◆ SOURCE DATA:
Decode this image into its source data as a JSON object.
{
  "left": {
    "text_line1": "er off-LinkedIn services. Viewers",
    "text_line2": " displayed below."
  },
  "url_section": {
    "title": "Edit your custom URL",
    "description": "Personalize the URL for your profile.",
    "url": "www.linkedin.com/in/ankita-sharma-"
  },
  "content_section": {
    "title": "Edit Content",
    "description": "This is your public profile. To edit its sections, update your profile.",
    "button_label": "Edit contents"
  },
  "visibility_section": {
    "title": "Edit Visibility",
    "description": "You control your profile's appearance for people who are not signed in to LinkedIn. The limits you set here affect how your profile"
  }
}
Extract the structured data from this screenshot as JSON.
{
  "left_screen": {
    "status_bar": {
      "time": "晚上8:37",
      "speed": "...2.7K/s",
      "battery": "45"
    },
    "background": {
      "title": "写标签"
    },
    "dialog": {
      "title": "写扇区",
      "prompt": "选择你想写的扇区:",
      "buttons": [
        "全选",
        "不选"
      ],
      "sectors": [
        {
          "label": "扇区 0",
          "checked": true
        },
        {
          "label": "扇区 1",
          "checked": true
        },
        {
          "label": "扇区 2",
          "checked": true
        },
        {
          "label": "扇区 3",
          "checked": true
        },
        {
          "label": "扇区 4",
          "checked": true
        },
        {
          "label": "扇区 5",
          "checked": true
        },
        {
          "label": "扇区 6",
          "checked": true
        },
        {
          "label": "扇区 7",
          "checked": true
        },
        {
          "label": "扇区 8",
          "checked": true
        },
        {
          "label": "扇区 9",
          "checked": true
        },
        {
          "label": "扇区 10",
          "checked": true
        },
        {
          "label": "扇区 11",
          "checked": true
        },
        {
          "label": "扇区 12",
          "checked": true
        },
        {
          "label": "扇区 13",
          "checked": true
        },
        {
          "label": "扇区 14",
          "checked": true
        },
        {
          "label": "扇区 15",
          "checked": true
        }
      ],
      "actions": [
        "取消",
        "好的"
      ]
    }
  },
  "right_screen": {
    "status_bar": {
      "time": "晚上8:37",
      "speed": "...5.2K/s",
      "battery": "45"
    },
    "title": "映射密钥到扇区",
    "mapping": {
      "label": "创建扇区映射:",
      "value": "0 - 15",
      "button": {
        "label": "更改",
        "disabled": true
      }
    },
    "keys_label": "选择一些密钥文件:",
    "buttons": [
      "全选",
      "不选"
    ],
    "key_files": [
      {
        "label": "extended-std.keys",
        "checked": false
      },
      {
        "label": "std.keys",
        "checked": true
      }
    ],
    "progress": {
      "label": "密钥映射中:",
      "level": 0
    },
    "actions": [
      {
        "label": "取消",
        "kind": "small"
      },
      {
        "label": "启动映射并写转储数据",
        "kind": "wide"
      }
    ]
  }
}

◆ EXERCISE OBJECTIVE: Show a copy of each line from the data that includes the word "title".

◆ PROBLEM SOLUTION:
    "title": "Edit your custom URL",
    "title": "Edit Content",
    "title": "Edit Visibility",
      "title": "写标签"
      "title": "写扇区",
    "title": "映射密钥到扇区",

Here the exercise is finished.